It is possible to extend Unity’s rendering pipeline with so called “command buffers”. A command buffer holds list of rendering commands (“set render target, draw mesh, …”), and can be set to execute at various points during camera rendering.
For example, you could render some additional objects into deferred shading G-buffer after all regular objects are done.
A high-level overview of how cameras render scene in Unity is shown below. At each point marked with a green dot, you can add command buffers to execute your commands.
Command buffers can also be used as a replacement for, or in conjunction with image effects.
Sample project demonstrating some of the techniques possible with command buffers: RenderingCommandBuffers.zip.
This scene shows a “blurry refraction” technique.
After opaque objects and skybox is rendered, current image is copied into a temporary render target, blurred and set up a global shader property. Shader on the glass object then samples that blurred image, with UV coordinates offset based on a normal map to simulate refraction.
This is similar to what shader GrabPass does does, except you can do more custom things (in this case, blurring).
This scene shows an implementation of “custom deferred lights”: sphere-shaped lights, and tube-shaped lights.
After regular deferred shading light pass is done, a sphere is drawn for each custom light, with a shader that computes illumination and adds it to the lighting buffer.
This scene shows a basic implementation of “deferred decals”.
The idea is: after G-buffer is done, draw each “shape” of the decal (a box) and modify the G-buffer contents. This is very similar to how lights are done in deferred shading, except instead of accumulating the lighting we modify the G-buffer textures.

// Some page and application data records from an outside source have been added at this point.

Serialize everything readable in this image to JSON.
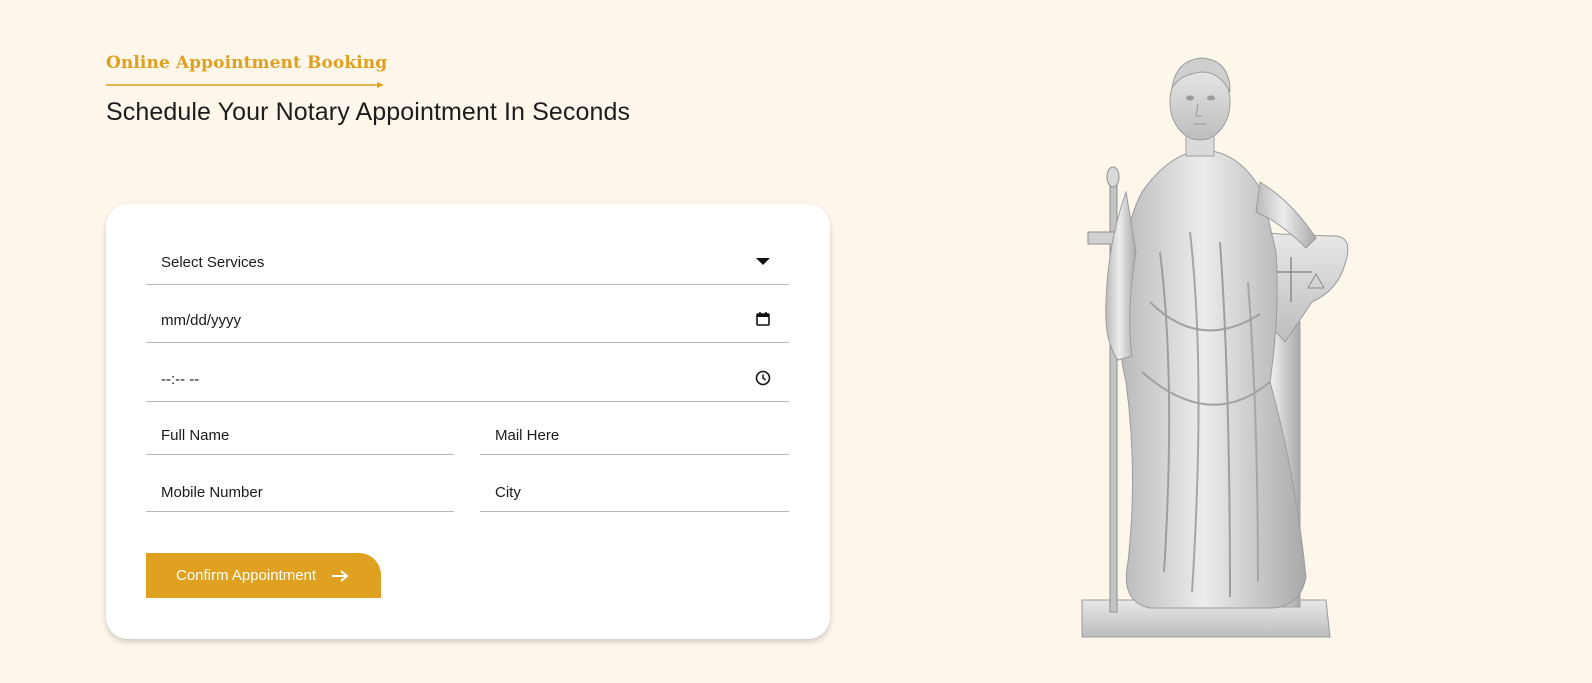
{
  "header": {
    "eyebrow": "Online Appointment Booking",
    "headline": "Schedule Your Notary Appointment In Seconds",
    "accent_color": "#e0a020"
  },
  "form": {
    "services_select": {
      "selected": "Select Services",
      "icon": "caret-down-icon"
    },
    "date_input": {
      "placeholder": "mm/dd/yyyy",
      "icon": "calendar-icon"
    },
    "time_input": {
      "placeholder": "--:-- --",
      "icon": "clock-icon"
    },
    "full_name": {
      "placeholder": "Full Name"
    },
    "email": {
      "placeholder": "Mail Here"
    },
    "mobile": {
      "placeholder": "Mobile Number"
    },
    "city": {
      "placeholder": "City"
    },
    "submit": {
      "label": "Confirm Appointment",
      "icon": "arrow-right-icon"
    }
  },
  "illustration": {
    "subject": "statue-of-lady-justice"
  }
}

Each decal is implemented as a box here, and affects any geometry inside the box volume.